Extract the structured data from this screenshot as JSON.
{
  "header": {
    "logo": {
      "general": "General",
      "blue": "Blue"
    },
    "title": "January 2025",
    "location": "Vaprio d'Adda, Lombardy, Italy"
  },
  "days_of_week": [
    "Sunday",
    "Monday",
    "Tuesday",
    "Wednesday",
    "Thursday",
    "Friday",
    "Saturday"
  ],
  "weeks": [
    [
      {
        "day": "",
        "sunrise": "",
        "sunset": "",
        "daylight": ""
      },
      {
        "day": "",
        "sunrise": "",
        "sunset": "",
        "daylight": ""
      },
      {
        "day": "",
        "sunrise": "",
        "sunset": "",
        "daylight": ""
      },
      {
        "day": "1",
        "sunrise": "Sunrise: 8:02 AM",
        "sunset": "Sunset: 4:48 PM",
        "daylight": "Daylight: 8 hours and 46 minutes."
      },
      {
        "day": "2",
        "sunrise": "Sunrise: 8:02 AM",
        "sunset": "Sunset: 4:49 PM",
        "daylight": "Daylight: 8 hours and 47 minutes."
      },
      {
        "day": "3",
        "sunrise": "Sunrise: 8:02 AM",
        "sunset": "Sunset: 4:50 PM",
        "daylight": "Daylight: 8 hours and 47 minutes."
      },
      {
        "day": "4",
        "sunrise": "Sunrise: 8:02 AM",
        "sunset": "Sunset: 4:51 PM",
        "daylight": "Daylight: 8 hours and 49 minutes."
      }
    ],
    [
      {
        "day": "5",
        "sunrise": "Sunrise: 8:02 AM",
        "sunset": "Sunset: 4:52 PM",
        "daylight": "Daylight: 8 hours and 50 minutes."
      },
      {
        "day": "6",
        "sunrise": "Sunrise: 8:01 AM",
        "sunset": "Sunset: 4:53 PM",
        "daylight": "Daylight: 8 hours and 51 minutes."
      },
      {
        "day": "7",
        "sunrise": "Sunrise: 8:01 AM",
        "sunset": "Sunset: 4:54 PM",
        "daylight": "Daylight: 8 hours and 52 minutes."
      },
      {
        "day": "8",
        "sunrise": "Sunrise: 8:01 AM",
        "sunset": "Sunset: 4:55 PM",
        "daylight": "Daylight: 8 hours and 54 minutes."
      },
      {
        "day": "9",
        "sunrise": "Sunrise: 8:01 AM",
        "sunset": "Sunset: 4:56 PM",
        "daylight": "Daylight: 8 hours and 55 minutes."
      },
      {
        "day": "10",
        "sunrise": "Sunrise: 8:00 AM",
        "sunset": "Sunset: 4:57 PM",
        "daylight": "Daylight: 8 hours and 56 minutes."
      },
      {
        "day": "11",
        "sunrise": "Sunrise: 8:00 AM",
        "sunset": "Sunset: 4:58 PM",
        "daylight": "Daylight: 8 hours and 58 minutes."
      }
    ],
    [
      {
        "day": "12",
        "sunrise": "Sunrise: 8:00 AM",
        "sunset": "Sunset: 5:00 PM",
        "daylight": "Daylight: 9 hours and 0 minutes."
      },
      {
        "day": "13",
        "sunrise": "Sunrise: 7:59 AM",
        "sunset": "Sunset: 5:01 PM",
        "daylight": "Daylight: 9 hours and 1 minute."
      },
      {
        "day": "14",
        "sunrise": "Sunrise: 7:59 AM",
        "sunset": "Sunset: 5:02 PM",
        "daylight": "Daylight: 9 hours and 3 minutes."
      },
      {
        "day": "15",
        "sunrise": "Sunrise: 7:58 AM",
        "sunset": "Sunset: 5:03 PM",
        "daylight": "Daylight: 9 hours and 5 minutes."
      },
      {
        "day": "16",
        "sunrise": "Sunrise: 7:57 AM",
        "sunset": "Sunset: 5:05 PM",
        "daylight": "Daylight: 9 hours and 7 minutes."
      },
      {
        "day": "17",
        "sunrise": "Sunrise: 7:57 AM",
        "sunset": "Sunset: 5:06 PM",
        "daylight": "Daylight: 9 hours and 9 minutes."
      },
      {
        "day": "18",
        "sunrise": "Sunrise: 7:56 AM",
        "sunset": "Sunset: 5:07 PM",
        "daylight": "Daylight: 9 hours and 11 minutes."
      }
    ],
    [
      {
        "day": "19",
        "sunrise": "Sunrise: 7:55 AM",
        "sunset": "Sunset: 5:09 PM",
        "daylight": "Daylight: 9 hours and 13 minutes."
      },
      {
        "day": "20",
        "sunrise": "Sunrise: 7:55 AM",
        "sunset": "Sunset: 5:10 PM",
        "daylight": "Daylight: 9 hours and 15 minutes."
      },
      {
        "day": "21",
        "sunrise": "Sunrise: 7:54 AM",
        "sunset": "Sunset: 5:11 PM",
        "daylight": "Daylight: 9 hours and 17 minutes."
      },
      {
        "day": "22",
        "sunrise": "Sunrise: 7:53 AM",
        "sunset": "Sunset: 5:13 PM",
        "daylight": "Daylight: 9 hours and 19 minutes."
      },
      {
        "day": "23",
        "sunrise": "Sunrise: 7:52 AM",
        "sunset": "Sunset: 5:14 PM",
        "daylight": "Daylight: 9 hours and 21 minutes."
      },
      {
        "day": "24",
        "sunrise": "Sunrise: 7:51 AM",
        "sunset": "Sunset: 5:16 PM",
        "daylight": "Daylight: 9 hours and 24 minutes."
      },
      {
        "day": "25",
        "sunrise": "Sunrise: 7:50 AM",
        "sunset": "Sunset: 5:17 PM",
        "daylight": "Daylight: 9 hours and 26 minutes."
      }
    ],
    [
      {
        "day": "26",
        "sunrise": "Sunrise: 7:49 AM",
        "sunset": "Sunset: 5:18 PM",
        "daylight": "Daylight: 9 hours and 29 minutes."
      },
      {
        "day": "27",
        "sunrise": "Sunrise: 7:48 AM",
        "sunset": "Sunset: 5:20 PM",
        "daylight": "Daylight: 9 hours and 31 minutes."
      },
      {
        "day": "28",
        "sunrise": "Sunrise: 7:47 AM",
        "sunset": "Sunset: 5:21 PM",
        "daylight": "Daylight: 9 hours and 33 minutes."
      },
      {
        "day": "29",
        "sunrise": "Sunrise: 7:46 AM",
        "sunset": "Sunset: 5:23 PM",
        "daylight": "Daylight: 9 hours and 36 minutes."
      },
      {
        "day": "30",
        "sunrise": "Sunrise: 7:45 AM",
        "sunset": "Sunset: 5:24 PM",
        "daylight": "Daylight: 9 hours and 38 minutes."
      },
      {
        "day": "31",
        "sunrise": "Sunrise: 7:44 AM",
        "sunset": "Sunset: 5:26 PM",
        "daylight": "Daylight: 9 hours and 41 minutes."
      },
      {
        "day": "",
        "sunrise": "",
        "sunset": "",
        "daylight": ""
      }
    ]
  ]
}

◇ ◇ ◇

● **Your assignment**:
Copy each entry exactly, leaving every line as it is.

● **Answer for this exercise**:
Extract the structured data from this screenshot as JSON.
{
  "header": {
    "logo": {
      "general": "General",
      "blue": "Blue"
    },
    "title": "January 2025",
    "location": "Vaprio d'Adda, Lombardy, Italy"
  },
  "days_of_week": [
    "Sunday",
    "Monday",
    "Tuesday",
    "Wednesday",
    "Thursday",
    "Friday",
    "Saturday"
  ],
  "weeks": [
    [
      {
        "day": "",
        "sunrise": "",
        "sunset": "",
        "daylight": ""
      },
      {
        "day": "",
        "sunrise": "",
        "sunset": "",
        "daylight": ""
      },
      {
        "day": "",
        "sunrise": "",
        "sunset": "",
        "daylight": ""
      },
      {
        "day": "1",
        "sunrise": "Sunrise: 8:02 AM",
        "sunset": "Sunset: 4:48 PM",
        "daylight": "Daylight: 8 hours and 46 minutes."
      },
      {
        "day": "2",
        "sunrise": "Sunrise: 8:02 AM",
        "sunset": "Sunset: 4:49 PM",
        "daylight": "Daylight: 8 hours and 47 minutes."
      },
      {
        "day": "3",
        "sunrise": "Sunrise: 8:02 AM",
        "sunset": "Sunset: 4:50 PM",
        "daylight": "Daylight: 8 hours and 47 minutes."
      },
      {
        "day": "4",
        "sunrise": "Sunrise: 8:02 AM",
        "sunset": "Sunset: 4:51 PM",
        "daylight": "Daylight: 8 hours and 49 minutes."
      }
    ],
    [
      {
        "day": "5",
        "sunrise": "Sunrise: 8:02 AM",
        "sunset": "Sunset: 4:52 PM",
        "daylight": "Daylight: 8 hours and 50 minutes."
      },
      {
        "day": "6",
        "sunrise": "Sunrise: 8:01 AM",
        "sunset": "Sunset: 4:53 PM",
        "daylight": "Daylight: 8 hours and 51 minutes."
      },
      {
        "day": "7",
        "sunrise": "Sunrise: 8:01 AM",
        "sunset": "Sunset: 4:54 PM",
        "daylight": "Daylight: 8 hours and 52 minutes."
      },
      {
        "day": "8",
        "sunrise": "Sunrise: 8:01 AM",
        "sunset": "Sunset: 4:55 PM",
        "daylight": "Daylight: 8 hours and 54 minutes."
      },
      {
        "day": "9",
        "sunrise": "Sunrise: 8:01 AM",
        "sunset": "Sunset: 4:56 PM",
        "daylight": "Daylight: 8 hours and 55 minutes."
      },
      {
        "day": "10",
        "sunrise": "Sunrise: 8:00 AM",
        "sunset": "Sunset: 4:57 PM",
        "daylight": "Daylight: 8 hours and 56 minutes."
      },
      {
        "day": "11",
        "sunrise": "Sunrise: 8:00 AM",
        "sunset": "Sunset: 4:58 PM",
        "daylight": "Daylight: 8 hours and 58 minutes."
      }
    ],
    [
      {
        "day": "12",
        "sunrise": "Sunrise: 8:00 AM",
        "sunset": "Sunset: 5:00 PM",
        "daylight": "Daylight: 9 hours and 0 minutes."
      },
      {
        "day": "13",
        "sunrise": "Sunrise: 7:59 AM",
        "sunset": "Sunset: 5:01 PM",
        "daylight": "Daylight: 9 hours and 1 minute."
      },
      {
        "day": "14",
        "sunrise": "Sunrise: 7:59 AM",
        "sunset": "Sunset: 5:02 PM",
        "daylight": "Daylight: 9 hours and 3 minutes."
      },
      {
        "day": "15",
        "sunrise": "Sunrise: 7:58 AM",
        "sunset": "Sunset: 5:03 PM",
        "daylight": "Daylight: 9 hours and 5 minutes."
      },
      {
        "day": "16",
        "sunrise": "Sunrise: 7:57 AM",
        "sunset": "Sunset: 5:05 PM",
        "daylight": "Daylight: 9 hours and 7 minutes."
      },
      {
        "day": "17",
        "sunrise": "Sunrise: 7:57 AM",
        "sunset": "Sunset: 5:06 PM",
        "daylight": "Daylight: 9 hours and 9 minutes."
      },
      {
        "day": "18",
        "sunrise": "Sunrise: 7:56 AM",
        "sunset": "Sunset: 5:07 PM",
        "daylight": "Daylight: 9 hours and 11 minutes."
      }
    ],
    [
      {
        "day": "19",
        "sunrise": "Sunrise: 7:55 AM",
        "sunset": "Sunset: 5:09 PM",
        "daylight": "Daylight: 9 hours and 13 minutes."
      },
      {
        "day": "20",
        "sunrise": "Sunrise: 7:55 AM",
        "sunset": "Sunset: 5:10 PM",
        "daylight": "Daylight: 9 hours and 15 minutes."
      },
      {
        "day": "21",
        "sunrise": "Sunrise: 7:54 AM",
        "sunset": "Sunset: 5:11 PM",
        "daylight": "Daylight: 9 hours and 17 minutes."
      },
      {
        "day": "22",
        "sunrise": "Sunrise: 7:53 AM",
        "sunset": "Sunset: 5:13 PM",
        "daylight": "Daylight: 9 hours and 19 minutes."
      },
      {
        "day": "23",
        "sunrise": "Sunrise: 7:52 AM",
        "sunset": "Sunset: 5:14 PM",
        "daylight": "Daylight: 9 hours and 21 minutes."
      },
      {
        "day": "24",
        "sunrise": "Sunrise: 7:51 AM",
        "sunset": "Sunset: 5:16 PM",
        "daylight": "Daylight: 9 hours and 24 minutes."
      },
      {
        "day": "25",
        "sunrise": "Sunrise: 7:50 AM",
        "sunset": "Sunset: 5:17 PM",
        "daylight": "Daylight: 9 hours and 26 minutes."
      }
    ],
    [
      {
        "day": "26",
        "sunrise": "Sunrise: 7:49 AM",
        "sunset": "Sunset: 5:18 PM",
        "daylight": "Daylight: 9 hours and 29 minutes."
      },
      {
        "day": "27",
        "sunrise": "Sunrise: 7:48 AM",
        "sunset": "Sunset: 5:20 PM",
        "daylight": "Daylight: 9 hours and 31 minutes."
      },
      {
        "day": "28",
        "sunrise": "Sunrise: 7:47 AM",
        "sunset": "Sunset: 5:21 PM",
        "daylight": "Daylight: 9 hours and 33 minutes."
      },
      {
        "day": "29",
        "sunrise": "Sunrise: 7:46 AM",
        "sunset": "Sunset: 5:23 PM",
        "daylight": "Daylight: 9 hours and 36 minutes."
      },
      {
        "day": "30",
        "sunrise": "Sunrise: 7:45 AM",
        "sunset": "Sunset: 5:24 PM",
        "daylight": "Daylight: 9 hours and 38 minutes."
      },
      {
        "day": "31",
        "sunrise": "Sunrise: 7:44 AM",
        "sunset": "Sunset: 5:26 PM",
        "daylight": "Daylight: 9 hours and 41 minutes."
      },
      {
        "day": "",
        "sunrise": "",
        "sunset": "",
        "daylight": ""
      }
    ]
  ]
}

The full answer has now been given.